Textual and visual odds and ends from India, Tibet, and around.

My Photo
Location: Kolozsvár/Cluj, Budapest, Oxford, ibi ubi

Sunday, July 13, 2008

The Cult of Trināth

How long before a cult becomes established? Strangely enough, there seems to be an answer: fifteen years or less [see UPDATE below for correction]. Witness the cult of Trināth [Satindra Narayan Roy, "The Evolution of a New Hindu God" in JBORS, vol. II, part I.].

Roy's account informs us that in the early part of the twentieth century the worship of a new god called Trināth emerged in certain parts of Orissa. Trināth was supposed to embody Brahmā, Viṣṇu, and Śiva. His worship was very simple, affordable, and there was no necessity of a family priest to officiate. The implements were bought with three paisa and three paisa only: one for some oil, one for some betel leaves, and one for a small amount of cannabis.

The cult, although only fifteen years in the becoming, already had a lengthy scripture (called the Trināth Charita Akhan) with stories of Trināth with marked emphasis on the misfortunes of those who refused to worship him and the returned favours for those who eventually gave in. This article basically gives us two important factors for the emergence of a new cult:

1. The new cult should not be too new, but ought to recycle something from the older traditions. (here: Trināth embodies the three major gods)

2. It ought to have an attractive social agenda. (here: giving the option to exclude the family priest and the affordability of the pūjā implements)

This is most likely not a special and isolated case. Hence, perhaps we should reconsider the unfounded idea that a scripture has to acquire 'vintage' (estimated by some to centuries) before the exegetes come around.

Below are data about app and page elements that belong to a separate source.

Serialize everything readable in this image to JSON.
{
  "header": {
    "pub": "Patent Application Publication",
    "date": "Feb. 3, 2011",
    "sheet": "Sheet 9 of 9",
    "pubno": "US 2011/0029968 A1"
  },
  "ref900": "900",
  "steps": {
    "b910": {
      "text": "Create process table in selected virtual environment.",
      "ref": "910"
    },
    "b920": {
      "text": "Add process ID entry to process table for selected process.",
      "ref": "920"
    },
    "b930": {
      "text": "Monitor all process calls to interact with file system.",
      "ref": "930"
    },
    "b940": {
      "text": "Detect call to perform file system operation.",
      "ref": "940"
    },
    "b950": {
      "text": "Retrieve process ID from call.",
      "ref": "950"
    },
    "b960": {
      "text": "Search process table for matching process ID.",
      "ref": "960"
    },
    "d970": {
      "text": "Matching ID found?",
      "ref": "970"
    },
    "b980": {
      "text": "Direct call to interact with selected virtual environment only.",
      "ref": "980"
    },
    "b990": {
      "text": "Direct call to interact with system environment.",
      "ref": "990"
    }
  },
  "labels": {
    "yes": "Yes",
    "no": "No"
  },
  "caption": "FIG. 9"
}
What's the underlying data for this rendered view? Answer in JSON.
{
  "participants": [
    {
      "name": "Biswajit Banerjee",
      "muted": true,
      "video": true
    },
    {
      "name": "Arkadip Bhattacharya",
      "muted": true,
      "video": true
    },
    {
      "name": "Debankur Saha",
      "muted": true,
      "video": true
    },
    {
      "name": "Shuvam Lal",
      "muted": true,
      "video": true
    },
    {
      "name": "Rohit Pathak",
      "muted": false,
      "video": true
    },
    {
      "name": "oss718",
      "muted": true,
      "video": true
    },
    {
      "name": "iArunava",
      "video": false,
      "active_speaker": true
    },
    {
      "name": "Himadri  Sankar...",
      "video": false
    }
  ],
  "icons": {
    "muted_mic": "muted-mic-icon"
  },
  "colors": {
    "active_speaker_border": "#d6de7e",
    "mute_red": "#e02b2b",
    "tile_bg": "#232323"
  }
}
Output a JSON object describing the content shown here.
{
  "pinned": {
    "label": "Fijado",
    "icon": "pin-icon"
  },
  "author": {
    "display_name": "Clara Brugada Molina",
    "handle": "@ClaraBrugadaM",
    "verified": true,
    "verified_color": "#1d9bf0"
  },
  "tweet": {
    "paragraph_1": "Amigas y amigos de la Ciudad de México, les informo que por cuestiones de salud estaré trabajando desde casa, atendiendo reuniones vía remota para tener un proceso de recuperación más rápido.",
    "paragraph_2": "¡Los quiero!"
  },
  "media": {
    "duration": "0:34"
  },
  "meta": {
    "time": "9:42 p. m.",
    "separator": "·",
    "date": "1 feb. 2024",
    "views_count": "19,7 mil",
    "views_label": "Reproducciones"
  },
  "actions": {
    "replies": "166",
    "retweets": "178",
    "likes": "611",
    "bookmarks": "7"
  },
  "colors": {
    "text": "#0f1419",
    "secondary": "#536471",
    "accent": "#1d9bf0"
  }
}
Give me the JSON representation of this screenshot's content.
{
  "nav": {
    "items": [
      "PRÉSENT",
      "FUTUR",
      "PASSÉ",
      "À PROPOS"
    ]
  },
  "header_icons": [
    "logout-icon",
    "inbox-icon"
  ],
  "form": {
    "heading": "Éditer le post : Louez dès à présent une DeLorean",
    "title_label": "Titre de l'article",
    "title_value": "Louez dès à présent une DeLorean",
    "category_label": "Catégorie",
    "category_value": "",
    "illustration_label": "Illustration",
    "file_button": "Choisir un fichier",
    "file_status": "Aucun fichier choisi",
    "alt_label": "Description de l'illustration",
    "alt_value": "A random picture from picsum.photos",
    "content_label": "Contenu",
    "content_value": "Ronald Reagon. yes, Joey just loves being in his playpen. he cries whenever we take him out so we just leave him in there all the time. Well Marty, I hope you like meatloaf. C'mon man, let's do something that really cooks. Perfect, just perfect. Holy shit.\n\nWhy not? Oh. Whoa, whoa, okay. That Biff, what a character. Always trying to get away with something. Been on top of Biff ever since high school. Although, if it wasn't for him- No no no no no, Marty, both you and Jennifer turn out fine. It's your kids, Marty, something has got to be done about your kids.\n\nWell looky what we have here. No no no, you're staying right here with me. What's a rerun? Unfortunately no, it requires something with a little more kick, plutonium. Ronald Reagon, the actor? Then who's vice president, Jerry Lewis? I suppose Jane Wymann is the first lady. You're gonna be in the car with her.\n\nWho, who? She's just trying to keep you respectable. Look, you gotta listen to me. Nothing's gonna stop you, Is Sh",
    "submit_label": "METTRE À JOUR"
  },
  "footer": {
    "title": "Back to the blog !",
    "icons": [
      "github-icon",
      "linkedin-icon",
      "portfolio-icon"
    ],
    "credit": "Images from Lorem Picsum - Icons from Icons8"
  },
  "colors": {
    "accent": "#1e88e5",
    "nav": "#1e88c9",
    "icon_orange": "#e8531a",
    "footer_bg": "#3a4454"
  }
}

UPDATE: it seems that Roy was slightly misinformed about the dates. There is a report of Trināth worship from as early as 1867. Read here.

Labels: ,

Sunday, July 06, 2008

Tokyo mss. online

Thanks to Iain and Daniel (whom I shall eventually sue for causing me yet more sleepless nights) for this info: the Tokyo University Library Sanskrit manuscripts are viewable online. Click on the link and then enter queries in the Harvard-Kyoto encoding in the upper left corner. Then press the grey button to view the full catalogue entry of that item and the red button to view it. Ah, the joys of not reading Japanese...

Labels: , , ,